A prime example of this was the rush to hoard toilet paper . No one would have anticipated this phenomenon before the pandemic, and it was totally irrational, but it was replicated throughout the world. While this is a somewhat obscure example, what it highlights is the unpredictability of human behaviour. There is no doubt that if we can better understand human behaviour and feed this into our disease models we will be better placed to predict disease outcomes and the impacts of public health interventions.

Unfortunately, in the real world we don’t have the luxury the game developers of World of Warcraft had. When they couldn’t stop the spread of the corrupted blood disease, they just performed a game reset to end the pandemic and get back to life as normal. If only!

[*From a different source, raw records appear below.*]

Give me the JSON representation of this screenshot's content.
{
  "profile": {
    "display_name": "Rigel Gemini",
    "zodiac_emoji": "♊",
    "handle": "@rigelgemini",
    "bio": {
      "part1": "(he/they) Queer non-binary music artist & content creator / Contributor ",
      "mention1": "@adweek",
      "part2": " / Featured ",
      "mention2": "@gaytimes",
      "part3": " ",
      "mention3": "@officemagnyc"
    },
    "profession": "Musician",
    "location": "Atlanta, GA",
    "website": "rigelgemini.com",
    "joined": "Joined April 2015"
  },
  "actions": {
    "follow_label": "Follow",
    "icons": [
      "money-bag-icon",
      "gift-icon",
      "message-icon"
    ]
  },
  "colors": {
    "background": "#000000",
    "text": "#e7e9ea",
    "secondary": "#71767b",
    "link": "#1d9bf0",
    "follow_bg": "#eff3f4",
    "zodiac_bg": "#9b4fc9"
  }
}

This article is republished from The Conversation under a Creative Commons license. Read the original article here.